**What you should do**: The listing below must be duplicated in full, with nothing altered.

+--

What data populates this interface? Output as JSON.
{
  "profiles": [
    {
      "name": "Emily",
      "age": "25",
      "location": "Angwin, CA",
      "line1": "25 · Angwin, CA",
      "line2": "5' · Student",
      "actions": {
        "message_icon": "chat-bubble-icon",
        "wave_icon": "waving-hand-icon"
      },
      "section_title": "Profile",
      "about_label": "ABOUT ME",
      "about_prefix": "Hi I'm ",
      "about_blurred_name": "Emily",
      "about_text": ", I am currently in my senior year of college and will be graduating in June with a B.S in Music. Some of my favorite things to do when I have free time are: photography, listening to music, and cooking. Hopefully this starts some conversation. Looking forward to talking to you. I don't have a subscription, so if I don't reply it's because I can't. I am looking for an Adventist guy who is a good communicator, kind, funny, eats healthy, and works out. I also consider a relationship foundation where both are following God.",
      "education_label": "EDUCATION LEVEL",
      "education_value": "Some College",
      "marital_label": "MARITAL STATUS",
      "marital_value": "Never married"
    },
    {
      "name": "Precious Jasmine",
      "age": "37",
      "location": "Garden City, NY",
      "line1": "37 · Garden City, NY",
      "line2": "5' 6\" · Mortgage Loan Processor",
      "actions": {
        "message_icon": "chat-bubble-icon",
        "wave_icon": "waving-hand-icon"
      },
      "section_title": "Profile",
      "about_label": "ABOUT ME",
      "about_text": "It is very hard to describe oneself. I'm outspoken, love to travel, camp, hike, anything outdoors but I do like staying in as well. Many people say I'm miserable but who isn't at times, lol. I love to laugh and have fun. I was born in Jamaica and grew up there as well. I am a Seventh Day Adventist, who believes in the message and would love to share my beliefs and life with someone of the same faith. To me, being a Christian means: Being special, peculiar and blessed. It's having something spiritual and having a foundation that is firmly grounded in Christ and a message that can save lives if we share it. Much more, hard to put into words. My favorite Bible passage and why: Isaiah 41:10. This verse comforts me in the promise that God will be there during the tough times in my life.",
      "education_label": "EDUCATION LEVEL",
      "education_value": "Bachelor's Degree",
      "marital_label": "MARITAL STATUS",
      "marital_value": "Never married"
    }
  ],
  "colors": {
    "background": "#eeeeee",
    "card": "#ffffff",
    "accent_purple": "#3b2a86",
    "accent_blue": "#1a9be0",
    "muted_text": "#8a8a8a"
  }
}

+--

**Result of the exercise**:
What data populates this interface? Output as JSON.
{
  "profiles": [
    {
      "name": "Emily",
      "age": "25",
      "location": "Angwin, CA",
      "line1": "25 · Angwin, CA",
      "line2": "5' · Student",
      "actions": {
        "message_icon": "chat-bubble-icon",
        "wave_icon": "waving-hand-icon"
      },
      "section_title": "Profile",
      "about_label": "ABOUT ME",
      "about_prefix": "Hi I'm ",
      "about_blurred_name": "Emily",
      "about_text": ", I am currently in my senior year of college and will be graduating in June with a B.S in Music. Some of my favorite things to do when I have free time are: photography, listening to music, and cooking. Hopefully this starts some conversation. Looking forward to talking to you. I don't have a subscription, so if I don't reply it's because I can't. I am looking for an Adventist guy who is a good communicator, kind, funny, eats healthy, and works out. I also consider a relationship foundation where both are following God.",
      "education_label": "EDUCATION LEVEL",
      "education_value": "Some College",
      "marital_label": "MARITAL STATUS",
      "marital_value": "Never married"
    },
    {
      "name": "Precious Jasmine",
      "age": "37",
      "location": "Garden City, NY",
      "line1": "37 · Garden City, NY",
      "line2": "5' 6\" · Mortgage Loan Processor",
      "actions": {
        "message_icon": "chat-bubble-icon",
        "wave_icon": "waving-hand-icon"
      },
      "section_title": "Profile",
      "about_label": "ABOUT ME",
      "about_text": "It is very hard to describe oneself. I'm outspoken, love to travel, camp, hike, anything outdoors but I do like staying in as well. Many people say I'm miserable but who isn't at times, lol. I love to laugh and have fun. I was born in Jamaica and grew up there as well. I am a Seventh Day Adventist, who believes in the message and would love to share my beliefs and life with someone of the same faith. To me, being a Christian means: Being special, peculiar and blessed. It's having something spiritual and having a foundation that is firmly grounded in Christ and a message that can save lives if we share it. Much more, hard to put into words. My favorite Bible passage and why: Isaiah 41:10. This verse comforts me in the promise that God will be there during the tough times in my life.",
      "education_label": "EDUCATION LEVEL",
      "education_value": "Bachelor's Degree",
      "marital_label": "MARITAL STATUS",
      "marital_value": "Never married"
    }
  ],
  "colors": {
    "background": "#eeeeee",
    "card": "#ffffff",
    "accent_purple": "#3b2a86",
    "accent_blue": "#1a9be0",
    "muted_text": "#8a8a8a"
  }
}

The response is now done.